I suggest that, if Charles really wants to show off Canada to Camilla, he should take her to a lacrosse game. Preferrably in a dank, small-town arena in, say, Orangeville or on the Six Nations Reserve. After the game, they could head off to a Kelsey's or Jack Astor's for some nachos and beers, being very carefull to have a designated driver. Then, when they're home or at their hotel, they could settle in for good night of watching the Rick Mercer Report or the very unfunny This Hour Has 22 Minutes. The next morning, when they're off for another round of sight seeing, they should be sure to start their day with large double-doubles and maybe a pumpkin spice muffin or a breakfast BELT under their belts. Ahhh, now that's Canada.

Seriously, though, should any of us care about this? The fact that these two people are to become my sovereigns in the future makes me cringe. Does Canada need the British monarchy any more? I know all about our British heritage and the fact that our government is modelled after British institutions. But haven't we outgrown that in 2009? The monarchy has as much revelence as teaching modern high school students the proper use of a slide rule: it was once necessary, but , now, who needs to have it?

I have no problems with Charles or Camilla themselves. I've always liked Charles. When he was a young guy, he came across as a type of "action man". He always liked sports, travel, and dating good looking women... and he got paid for it !!! Today, he comes across as slightly eccentric, but he seems to care about such things as the environment, the state of cities in Britain, the state of youth in the world, and sustainable and environmentally friendly farming. Nothing wrong with all that. And, as for Camilla, well we all know that she was the "other woman", but the fact is that she made Charles fall out of love with Diana ( if he ever was in love with her at all ) and, for that, Camilla deserves some credit. I mean, come on, Diana was a sweetheart, but Camilla found her way into Charles' bed and heart, presumably because of her love of horses. To this, I say "giddyup"!
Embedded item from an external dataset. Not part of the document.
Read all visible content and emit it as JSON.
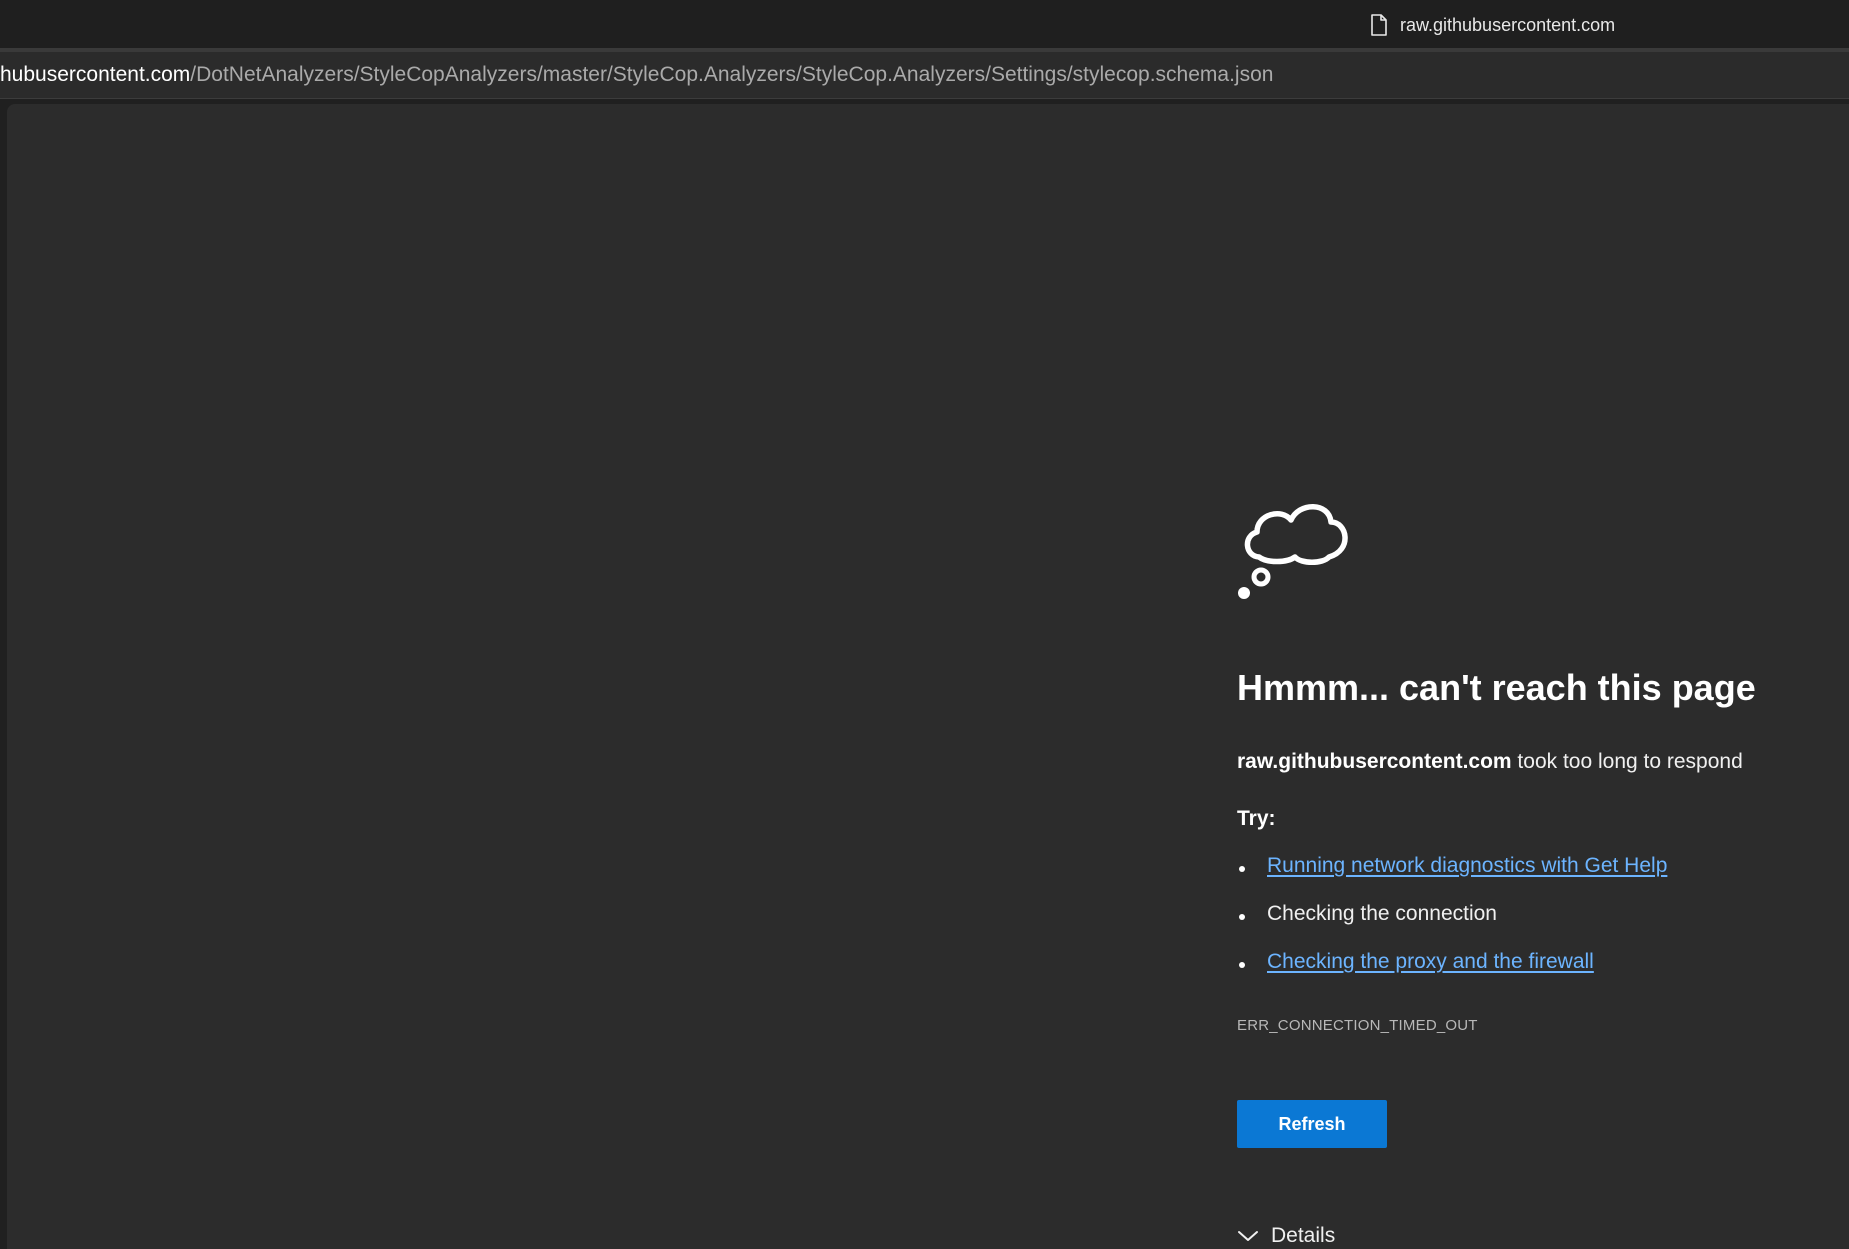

Nor do I have a problem with the fact that they are British. Hell, I'm British by birth, and I still have wonderful aunts, uncles and cousins with their children living in Britain. I like my British heritage, but the essential thing is that I no longer need it to identify myself. I am a Canadian citizen, have been since I was 18, and I'm extremely proud of that. I tell my British relatives that I am a Canadian, and they understand that. I have British friends here, and at our local pub, we tease each other about the fact that I'm a "traitor" to my British roots, but we laugh it off. I have traveled to, literally, all parts of Canada, including 2 trips to the Canadian Arctic. I love this country and I will die here and be buried here. I don't need Britain any more.
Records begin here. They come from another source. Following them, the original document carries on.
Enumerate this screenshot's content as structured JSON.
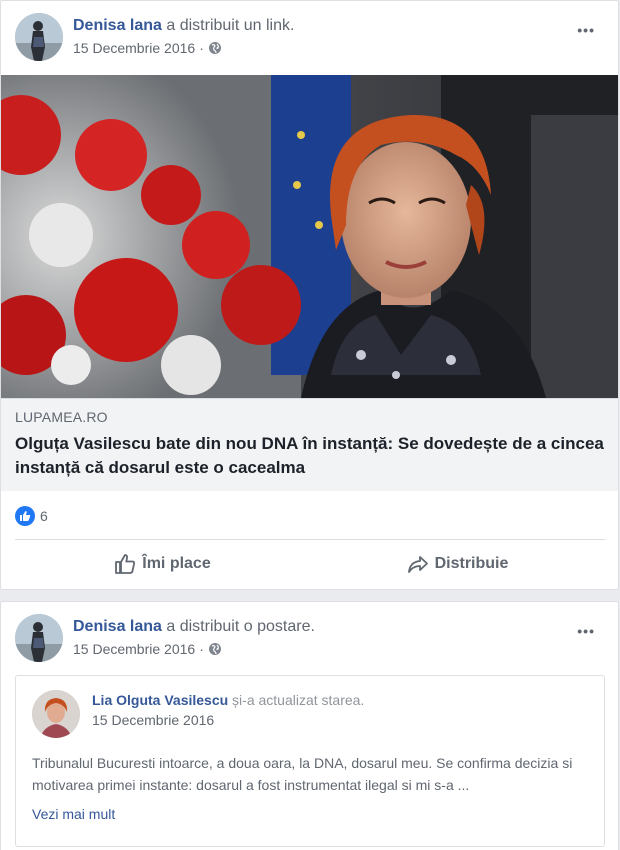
{
  "post1": {
    "author": "Denisa lana",
    "action_text": " a distribuit un link.",
    "date": "15 Decembrie 2016",
    "dot": "·",
    "more": "•••",
    "link": {
      "domain": "LUPAMEA.RO",
      "title": "Olguța Vasilescu bate din nou DNA în instanță: Se dovedește de a cincea instanță că dosarul este o cacealma"
    },
    "reaction_count": "6",
    "actions": {
      "like": "Îmi place",
      "share": "Distribuie"
    }
  },
  "post2": {
    "author": "Denisa lana",
    "action_text": " a distribuit o postare.",
    "date": "15 Decembrie 2016",
    "dot": "·",
    "more": "•••",
    "shared": {
      "author": "Lia Olguta Vasilescu",
      "action_text": " și-a actualizat starea.",
      "date": "15 Decembrie 2016",
      "text": "Tribunalul Bucuresti intoarce, a doua oara, la DNA, dosarul meu. Se confirma decizia si motivarea primei instante: dosarul a fost instrumentat ilegal si mi s-a ...",
      "see_more": "Vezi mai mult"
    }
  },
  "colors": {
    "link_blue": "#365899",
    "like_blue": "#2078f4",
    "meta_gray": "#606770"
  }
}
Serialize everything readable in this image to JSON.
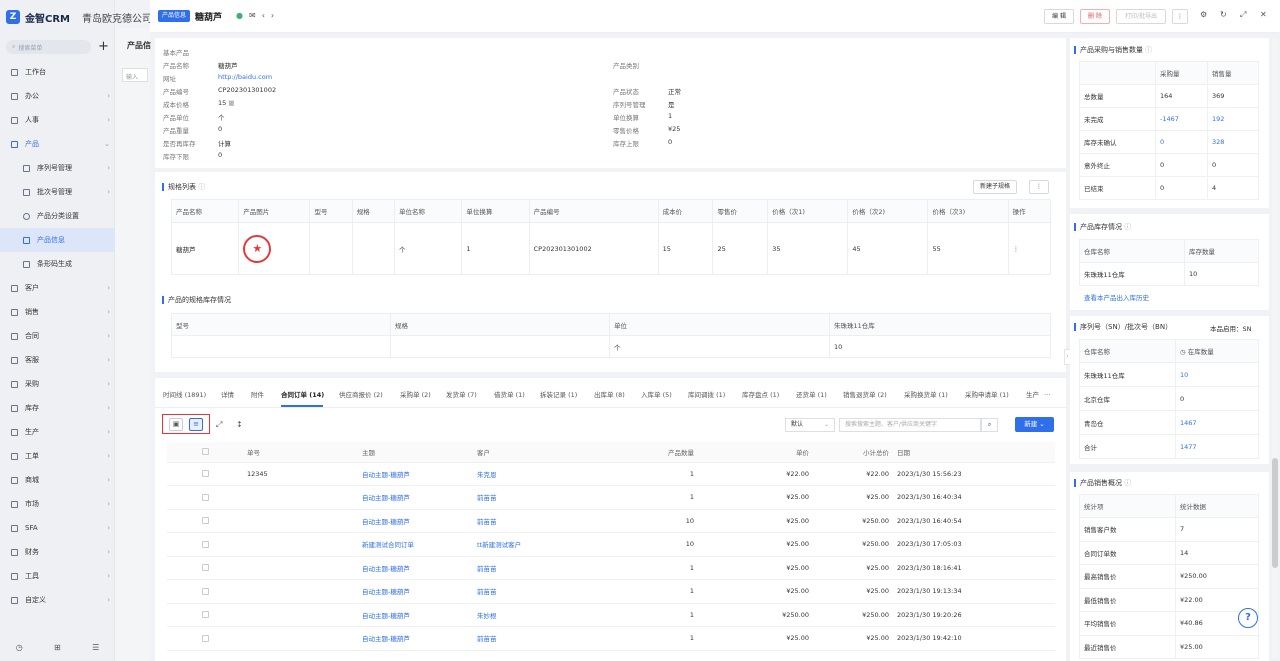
{
  "app": {
    "logo_text": "金智CRM",
    "company": "青岛欧克德公司",
    "logo_glyph": "Z"
  },
  "sidebar": {
    "search_placeholder": "搜索菜单",
    "items": [
      {
        "label": "工作台",
        "arrow": ""
      },
      {
        "label": "办公",
        "arrow": "›"
      },
      {
        "label": "人事",
        "arrow": "›"
      },
      {
        "label": "产品",
        "arrow": "⌄"
      },
      {
        "label": "序列号管理",
        "arrow": "›"
      },
      {
        "label": "批次号管理",
        "arrow": "›"
      },
      {
        "label": "产品分类设置",
        "arrow": ""
      },
      {
        "label": "产品信息",
        "arrow": ""
      },
      {
        "label": "条形码生成",
        "arrow": ""
      },
      {
        "label": "客户",
        "arrow": "›"
      },
      {
        "label": "销售",
        "arrow": "›"
      },
      {
        "label": "合同",
        "arrow": "›"
      },
      {
        "label": "客服",
        "arrow": "›"
      },
      {
        "label": "采购",
        "arrow": "›"
      },
      {
        "label": "库存",
        "arrow": "›"
      },
      {
        "label": "生产",
        "arrow": "›"
      },
      {
        "label": "工单",
        "arrow": "›"
      },
      {
        "label": "商城",
        "arrow": "›"
      },
      {
        "label": "市场",
        "arrow": "›"
      },
      {
        "label": "SFA",
        "arrow": "›"
      },
      {
        "label": "财务",
        "arrow": "›"
      },
      {
        "label": "工具",
        "arrow": "›"
      },
      {
        "label": "自定义",
        "arrow": "›"
      }
    ]
  },
  "ghost": {
    "title": "产品信",
    "input": "输入"
  },
  "header": {
    "badge": "产品信息",
    "title": "糖葫芦",
    "edit": "编 辑",
    "delete": "删 除",
    "print": "打印/批导出",
    "more": "⋮"
  },
  "basic": {
    "section": "基本产品",
    "left": [
      {
        "label": "产品名称",
        "value": "糖葫芦"
      },
      {
        "label": "网址",
        "value": "http://baidu.com"
      },
      {
        "label": "产品编号",
        "value": "CP202301301002"
      },
      {
        "label": "成本价格",
        "value": "15"
      },
      {
        "label": "产品单位",
        "value": "个"
      },
      {
        "label": "产品重量",
        "value": "0"
      },
      {
        "label": "是否再库存",
        "value": "计算"
      },
      {
        "label": "库存下限",
        "value": "0"
      }
    ],
    "right": [
      {
        "label": "产品类别",
        "value": ""
      },
      {
        "label": "产品状态",
        "value": "正常"
      },
      {
        "label": "序列号管理",
        "value": "是"
      },
      {
        "label": "单位换算",
        "value": "1"
      },
      {
        "label": "零售价格",
        "value": "¥25"
      },
      {
        "label": "库存上限",
        "value": "0"
      }
    ]
  },
  "spec": {
    "title": "规格列表",
    "new_btn": "新建子规格",
    "headers": [
      "产品名称",
      "产品图片",
      "型号",
      "规格",
      "单位名称",
      "单位换算",
      "产品编号",
      "成本价",
      "零售价",
      "价格（次1)",
      "价格（次2)",
      "价格（次3)",
      "操作"
    ],
    "row": [
      "糖葫芦",
      "",
      "",
      "",
      "个",
      "1",
      "CP202301301002",
      "15",
      "25",
      "35",
      "45",
      "55",
      "⋮"
    ]
  },
  "spec_stock": {
    "title": "产品的规格库存情况",
    "headers": [
      "型号",
      "规格",
      "单位",
      "朱珠珠11仓库"
    ],
    "row": [
      "",
      "",
      "个",
      "10"
    ]
  },
  "tabs": [
    "时间线 (1891)",
    "详情",
    "附件",
    "合同订单 (14)",
    "供应商报价 (2)",
    "采购单 (2)",
    "发货单 (7)",
    "借货单 (1)",
    "拆装记录 (1)",
    "出库单 (8)",
    "入库单 (5)",
    "库间调拨 (1)",
    "库存盘点 (1)",
    "还货单 (1)",
    "销售退货单 (2)",
    "采购换货单 (1)",
    "采购申请单 (1)",
    "生产",
    "…"
  ],
  "orders": {
    "sort": "默认",
    "search_placeholder": "搜索搜索主题、客户/供应商关键字",
    "new_btn": "新建",
    "headers": [
      "单号",
      "主题",
      "客户",
      "产品数量",
      "单价",
      "小计总价",
      "日期"
    ],
    "rows": [
      [
        "12345",
        "自动主题-糖葫芦",
        "朱克恩",
        "1",
        "¥22.00",
        "¥22.00",
        "2023/1/30 15:56:23"
      ],
      [
        "",
        "自动主题-糖葫芦",
        "前苗苗",
        "1",
        "¥25.00",
        "¥25.00",
        "2023/1/30 16:40:34"
      ],
      [
        "",
        "自动主题-糖葫芦",
        "前苗苗",
        "10",
        "¥25.00",
        "¥250.00",
        "2023/1/30 16:40:54"
      ],
      [
        "",
        "新建测试合同订单",
        "tt新建测试客户",
        "10",
        "¥25.00",
        "¥250.00",
        "2023/1/30 17:05:03"
      ],
      [
        "",
        "自动主题-糖葫芦",
        "前苗苗",
        "1",
        "¥25.00",
        "¥25.00",
        "2023/1/30 18:16:41"
      ],
      [
        "",
        "自动主题-糖葫芦",
        "前苗苗",
        "1",
        "¥25.00",
        "¥25.00",
        "2023/1/30 19:13:34"
      ],
      [
        "",
        "自动主题-糖葫芦",
        "朱妙根",
        "1",
        "¥250.00",
        "¥250.00",
        "2023/1/30 19:20:26"
      ],
      [
        "",
        "自动主题-糖葫芦",
        "前苗苗",
        "1",
        "¥25.00",
        "¥25.00",
        "2023/1/30 19:42:10"
      ]
    ]
  },
  "purchase_sales": {
    "title": "产品采购与销售数量",
    "headers": [
      "",
      "采购量",
      "销售量"
    ],
    "rows": [
      [
        "总数量",
        "164",
        "369"
      ],
      [
        "未完成",
        "-1467",
        "192"
      ],
      [
        "库存未确认",
        "0",
        "328"
      ],
      [
        "意外终止",
        "0",
        "0"
      ],
      [
        "已结束",
        "0",
        "4"
      ]
    ]
  },
  "stock": {
    "title": "产品库存情况",
    "headers": [
      "仓库名称",
      "库存数量"
    ],
    "rows": [
      [
        "朱珠珠11仓库",
        "10"
      ]
    ],
    "link": "查看本产品出入库历史"
  },
  "sn": {
    "title": "序列号（SN）/批次号（BN）",
    "enabled": "本品启用：SN",
    "headers": [
      "仓库名称",
      "在库数量"
    ],
    "rows": [
      [
        "朱珠珠11仓库",
        "10"
      ],
      [
        "北京仓库",
        "0"
      ],
      [
        "青岛仓",
        "1467"
      ],
      [
        "合计",
        "1477"
      ]
    ]
  },
  "sales_overview": {
    "title": "产品销售概况",
    "headers": [
      "统计项",
      "统计数据"
    ],
    "rows": [
      [
        "销售客户数",
        "7"
      ],
      [
        "合同订单数",
        "14"
      ],
      [
        "最高销售价",
        "¥250.00"
      ],
      [
        "最低销售价",
        "¥22.00"
      ],
      [
        "平均销售价",
        "¥40.86"
      ],
      [
        "最近销售价",
        "¥25.00"
      ]
    ]
  },
  "help": "?"
}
So, Charles and Camilla will hopefully understand why the crowds might be a little small when they travel across Canada. We've grown up, we are our own country, comprised of several nations. If we need a monarchy to guide us, can we not at least chose one? I humbly suggest that we invite the Swedish royal family to rule us. The next Queen of Sweden will be Princess Victoria, and her sister is Princess Madeleine. They are a couple of kittens, and I think Canada would be proud to have them as our royal family.
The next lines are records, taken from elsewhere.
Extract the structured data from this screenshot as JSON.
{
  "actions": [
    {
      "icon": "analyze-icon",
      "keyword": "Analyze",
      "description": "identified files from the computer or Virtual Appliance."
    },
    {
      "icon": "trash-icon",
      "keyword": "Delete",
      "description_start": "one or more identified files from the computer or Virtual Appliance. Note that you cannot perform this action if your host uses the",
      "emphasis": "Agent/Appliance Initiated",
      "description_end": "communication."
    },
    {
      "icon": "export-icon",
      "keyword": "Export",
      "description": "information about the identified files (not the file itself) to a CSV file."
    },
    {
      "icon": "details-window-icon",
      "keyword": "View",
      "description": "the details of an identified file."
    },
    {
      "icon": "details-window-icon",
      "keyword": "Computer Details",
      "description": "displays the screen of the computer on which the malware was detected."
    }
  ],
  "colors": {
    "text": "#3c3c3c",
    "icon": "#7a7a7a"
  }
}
So, when Charles and Camilla land today, I suggest we shout three cheers for them: Hip hip, who cares? Hip hip, who cares? Hip hip, who cares?